Let's face it, software configuration management can be downright overwhelming, and its
complexity can challenge the most organized project manager.
When The Standish Group conducted research to analyze the successes and failures of software projects, they found that 8 out of 10 projects are unsuccessful. Furthermore, nearly a third of all projects are so poorly executed, they are nixed before they are finished.
The Standish Group research pointed out in its top ten attributes of software success included project planning, clear statement of requirements, and user involvement.
It is important to approach complex projects with simplicity in mind. A few guiding tenets in your approach can help make these projects manageable manageable.
Here are five "Ts" that can help you devise a common sense, yet effective approach to planning your projects:
1. Today (vs. Yesterday)
With every month that goes by, technology changes. With such change, workers can be located anywhere. A dispersed project team is more common now than ever before.
Some recent research stated that approximately one-third of all those surveyed, had
worked at home within the past month. The rest of the research also indicated that if they had not worked at home they were working at a client's or another place of business, or in their car, at an airport or some mobile location.
The dispersed team should be accommodated in your project planning. Your processes and tools should operate under the premise that location of your team member's matters much less today, than yesterday.
2. Tool Selection
The team needs the right tools. Consult team players to find the right attributes of the technology tools that you'll use to manage your configuration project.
Because there are hundreds of tools to select from, it is important to develop a list
of attributes that are going to best suit your working conditions and environment.
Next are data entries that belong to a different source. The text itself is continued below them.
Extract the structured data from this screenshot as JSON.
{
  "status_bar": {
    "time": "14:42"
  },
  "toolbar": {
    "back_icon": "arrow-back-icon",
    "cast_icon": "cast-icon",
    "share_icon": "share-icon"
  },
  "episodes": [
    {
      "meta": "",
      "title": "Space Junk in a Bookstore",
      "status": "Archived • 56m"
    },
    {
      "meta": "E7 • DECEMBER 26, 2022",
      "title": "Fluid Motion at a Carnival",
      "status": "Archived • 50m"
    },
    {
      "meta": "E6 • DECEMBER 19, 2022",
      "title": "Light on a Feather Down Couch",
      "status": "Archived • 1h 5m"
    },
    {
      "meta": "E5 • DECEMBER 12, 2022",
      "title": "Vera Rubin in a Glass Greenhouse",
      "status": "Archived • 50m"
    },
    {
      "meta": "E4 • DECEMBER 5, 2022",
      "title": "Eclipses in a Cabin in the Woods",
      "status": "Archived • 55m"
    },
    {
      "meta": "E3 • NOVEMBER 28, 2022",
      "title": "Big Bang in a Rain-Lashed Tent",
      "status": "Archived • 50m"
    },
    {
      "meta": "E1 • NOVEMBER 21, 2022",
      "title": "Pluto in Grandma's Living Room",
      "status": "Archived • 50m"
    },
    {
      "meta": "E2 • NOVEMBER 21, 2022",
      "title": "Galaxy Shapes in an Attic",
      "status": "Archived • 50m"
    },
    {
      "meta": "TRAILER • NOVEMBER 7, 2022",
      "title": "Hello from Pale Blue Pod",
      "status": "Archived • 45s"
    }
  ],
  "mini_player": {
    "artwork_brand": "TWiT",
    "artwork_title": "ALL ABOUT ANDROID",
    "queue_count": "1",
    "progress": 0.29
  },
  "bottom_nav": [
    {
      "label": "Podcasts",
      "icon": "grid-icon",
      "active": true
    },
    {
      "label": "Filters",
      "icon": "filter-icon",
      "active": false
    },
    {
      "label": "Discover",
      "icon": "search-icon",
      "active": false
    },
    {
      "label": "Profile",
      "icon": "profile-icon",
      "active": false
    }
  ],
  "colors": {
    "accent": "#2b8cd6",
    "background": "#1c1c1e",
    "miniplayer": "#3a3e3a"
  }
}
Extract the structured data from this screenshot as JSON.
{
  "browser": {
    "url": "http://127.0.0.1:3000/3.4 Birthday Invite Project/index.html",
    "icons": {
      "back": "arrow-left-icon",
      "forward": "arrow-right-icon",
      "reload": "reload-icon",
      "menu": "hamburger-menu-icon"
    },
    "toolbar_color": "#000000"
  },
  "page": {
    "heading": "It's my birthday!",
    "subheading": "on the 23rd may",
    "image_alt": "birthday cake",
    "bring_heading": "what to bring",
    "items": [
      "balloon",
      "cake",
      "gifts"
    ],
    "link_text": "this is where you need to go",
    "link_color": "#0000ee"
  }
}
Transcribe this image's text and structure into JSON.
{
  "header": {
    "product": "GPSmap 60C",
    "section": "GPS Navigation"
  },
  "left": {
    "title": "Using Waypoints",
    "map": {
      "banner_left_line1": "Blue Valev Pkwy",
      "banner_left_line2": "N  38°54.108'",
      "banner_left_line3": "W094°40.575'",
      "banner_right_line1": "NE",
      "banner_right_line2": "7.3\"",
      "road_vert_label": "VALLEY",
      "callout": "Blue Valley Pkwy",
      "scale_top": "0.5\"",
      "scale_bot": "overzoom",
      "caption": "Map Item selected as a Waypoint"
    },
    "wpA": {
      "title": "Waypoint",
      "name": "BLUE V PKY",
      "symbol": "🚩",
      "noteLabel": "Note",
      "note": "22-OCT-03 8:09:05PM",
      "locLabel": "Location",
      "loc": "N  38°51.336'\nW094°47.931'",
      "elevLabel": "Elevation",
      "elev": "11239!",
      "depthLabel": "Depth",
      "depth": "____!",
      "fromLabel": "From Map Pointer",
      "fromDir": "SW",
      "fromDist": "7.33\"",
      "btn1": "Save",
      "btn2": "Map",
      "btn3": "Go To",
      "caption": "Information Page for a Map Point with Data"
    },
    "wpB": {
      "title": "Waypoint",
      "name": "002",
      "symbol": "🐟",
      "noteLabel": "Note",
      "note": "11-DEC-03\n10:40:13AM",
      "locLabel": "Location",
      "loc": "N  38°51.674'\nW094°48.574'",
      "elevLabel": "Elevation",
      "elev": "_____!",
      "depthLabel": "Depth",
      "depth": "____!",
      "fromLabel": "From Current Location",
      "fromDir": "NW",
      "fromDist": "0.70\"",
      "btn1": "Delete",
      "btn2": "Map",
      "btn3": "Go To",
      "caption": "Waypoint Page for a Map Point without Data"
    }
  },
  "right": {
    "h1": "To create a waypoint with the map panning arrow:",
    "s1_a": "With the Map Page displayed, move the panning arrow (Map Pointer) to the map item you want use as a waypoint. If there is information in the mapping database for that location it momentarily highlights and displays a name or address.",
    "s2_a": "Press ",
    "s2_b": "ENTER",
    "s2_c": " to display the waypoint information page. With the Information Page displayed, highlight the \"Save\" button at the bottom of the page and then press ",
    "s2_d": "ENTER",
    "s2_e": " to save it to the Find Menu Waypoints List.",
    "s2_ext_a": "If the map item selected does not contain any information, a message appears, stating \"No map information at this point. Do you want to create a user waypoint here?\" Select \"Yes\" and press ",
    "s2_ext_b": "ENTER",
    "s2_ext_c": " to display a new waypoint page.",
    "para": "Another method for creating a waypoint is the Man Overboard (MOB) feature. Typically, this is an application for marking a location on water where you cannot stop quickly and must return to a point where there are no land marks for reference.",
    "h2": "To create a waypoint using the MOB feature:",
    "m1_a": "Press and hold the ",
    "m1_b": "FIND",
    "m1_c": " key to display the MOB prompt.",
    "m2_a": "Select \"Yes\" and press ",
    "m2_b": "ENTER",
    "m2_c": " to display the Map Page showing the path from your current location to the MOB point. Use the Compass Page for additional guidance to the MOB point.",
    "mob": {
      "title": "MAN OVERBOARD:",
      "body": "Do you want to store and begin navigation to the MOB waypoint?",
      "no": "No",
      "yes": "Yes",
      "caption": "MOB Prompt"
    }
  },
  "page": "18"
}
Ask questions, such as, how accessible will my team be to the tool? What is the cost of such a tool? What are the terms and conditions of the license involved with any technology tool? What is the risk of selecting a certain tool? How much latitude will team members have in using it? What are the terms and conditions of the trial period and just what exactly is your trial offer?
Also, beware of free tools. Often there is a temptation to utilize "free tools". While it may appear that they are free because they are available on a trial basis or on a regular basis, we all know that you will eventually pay for it one way or the other.
Avoid free tools. "Free" is a misnomer, as these tools require time and cost to configure.
When you run into problems with these tools, there is no technical support to call and you could well be right in the middle of a complex project with nowhere to turn. What was supposed to be a free tool, can become quite expensive. It is rare that a complex software configuration management project can be managed with a freebie.
Traceability will allow you to trace most any action in your project effort.
When evaluating your tool selection as discussed earlier, you may want to compare
the traceability functions of different tools and see how suitable they are to your specific needs.
Like the control room of a space shuttle launch, when a problem arises, the team needs to trace it back to a root cause. Then, attack and fix that problem.
The better your traceability, the more control you will have when trouble arises. Poor traceability puts you at risk to be stuck in the mud when a glitch arises with no known origin. Traceability should help pinpoint who, what and where the root of the problem is associated. Such information provides control. Control provides quality. Quality, of course, affords a project winner.
An ability to create an audit trail is a valuable thing. Even more valuable is a capability for anybody on the team to view the entire project effort at any given time to see and even report on its progress.
A simple snapshot of the progress of any configuration management project should
be simple, understandable, and accessible by all. This allows a dispersed project team to be informed and work towards a common goal with their subparts understood. It